Menopausal women who experience hot flashes are often desperate to find relief by any means possible, including using home remedies and herbal cures. But researchers say that one popular way some women are cooling off may be dangerous.
Does Licorice Help Hot Flashes?
The trending treatment in question is the use of licorice root supplements. This bitter root became a popular choice for many women after studies in 2012 and 2014 connected the plant with a reduction in the frequency and intensity of hot flashes.
Licorice triggers the body to increase estrogen production, which counters the natural decrease in estrogen caused by menopause.
When estrogen levels dip, hot flashes can develop. Hot flashes are intense periods of heat that begin in the face and neck. These flashes can last from 30 seconds to a few minutes, and vary in intensity between individuals.
Licorice May Have Dangerous Consequences
New research into the safety of licorice for treating hot flashes has found that while the plant can reduce hot flashes, it has unintended negative consequences.
A study conducted by the University of Illinois Chicago National Institute of Health Center for Botanical Dietary Supplements Research found that licorice can affect the way the body metabolizes some prescription drugs.
The study found that different species of licorice affect the body’s ability to break down medications differently. Two North American species, Glycyrrhiza uralensis and G. inflata, cause the body to process drugs too quickly.

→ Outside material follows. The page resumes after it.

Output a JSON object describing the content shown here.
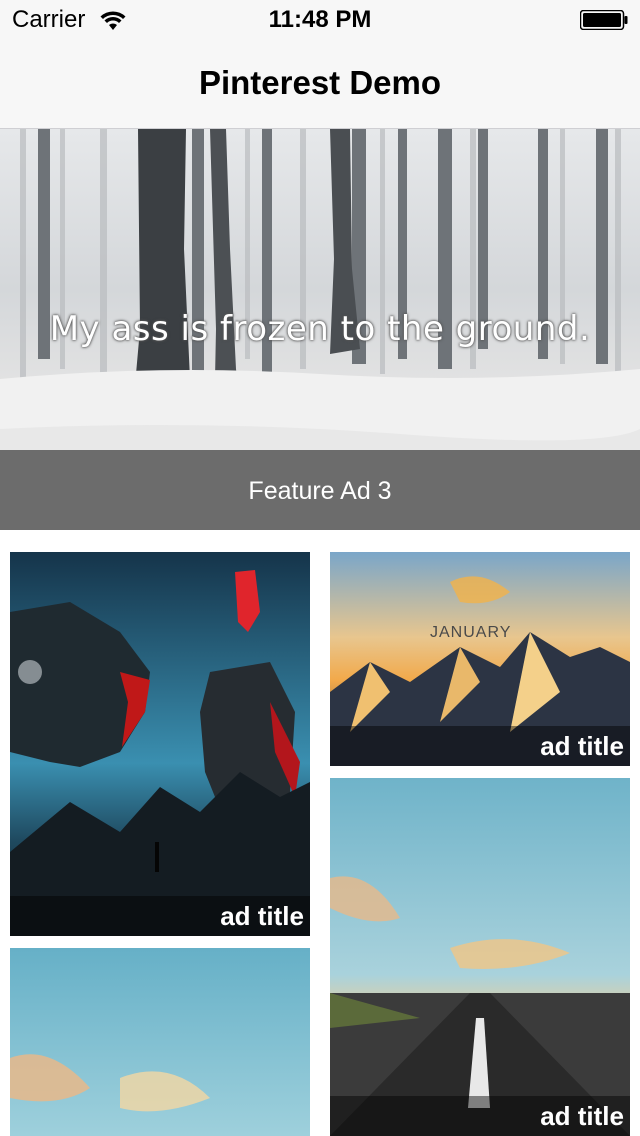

A European species of the plant, G. glabra, was found to slow down the body’s ability to metabolize drugs.
Licorice root also raises the level of sodium in the body and reduces potassium levels. This imbalance can increase blood pressure, cause swelling of the extremities and lead to cardiac arrhythmia, or abnormal heart rhythms.
The U.S. Food and Drug Administration has also linked licorice root consumption to the development of congestive heart failure.
In a 2016 study, researchers at the University of Illinois Urbana-Champaign found that one compound of the plant, isoliquiritigenin, actually inhibits the body’s ability to produce estrogen. This finding means that licorice could be contributing to the development of hot flashes, instead of stopping them.
Other Treatments for Hot Flashes
Around 70 percent of women experience hot flashes during menopause.
"Some women only experience just a few hot flashes during their menopausal transition, while others can experience upwards of 30 episodes a day," according to Dr. Mona Alqulali, M.D., F.A.C.O.G., Ph.D.
Alqulali is an OB-GYN in Clinton, Iowa, who counsels patients going through menopause about their options for treatment.
"One of the most effective treatments for reducing hot flashes is hormone replacement therapy," Alqulali said.
Hormone replacement therapy replaces the estrogen lost during menopause. Aside from reducing hot flashes, hormone replacement therapy can also decrease the risk of developing osteoporosis, a common side effect of menopause.
Not all women are candidates for hormone replacement therapy due to pre-existing medical conditions or family history of breast cancer.
Low-dose antidepressants that are selective serotonin reuptake inhibitors, or SSRIs, have also been proven effective to decrease the occurrence of menopausal hot flashes. These medications may benefit patients who cannot take hormone replacements.
Alqulali recognizes that these conventional treatments may not appeal to every patient.
"Some patients want to avoid prescriptions and treat their menopause naturally, through diet and exercise," Alqulali said.
Foods high in plant estrogen - such as whole grains, vegetables and legumes like soy beans and lentils - have may help to reduce hot flashes in some menopausal women.
Some women also swear by alternative treatments like yoga, acupuncture and hypnosis to reduce their symptoms.
While many treatments make claims to reduce menopausal symptoms, Alqulali advises talking to a physician before beginning any treatment.
"Talking about treatment options can help rule out any life-threatening complications or dangerous interactions," Alqulali said.
American Chemical Society. "Licorice is a hot trend in hot flashes, but could interact with medications." ScienceDaily. ScienceDaily, 21 August 2017.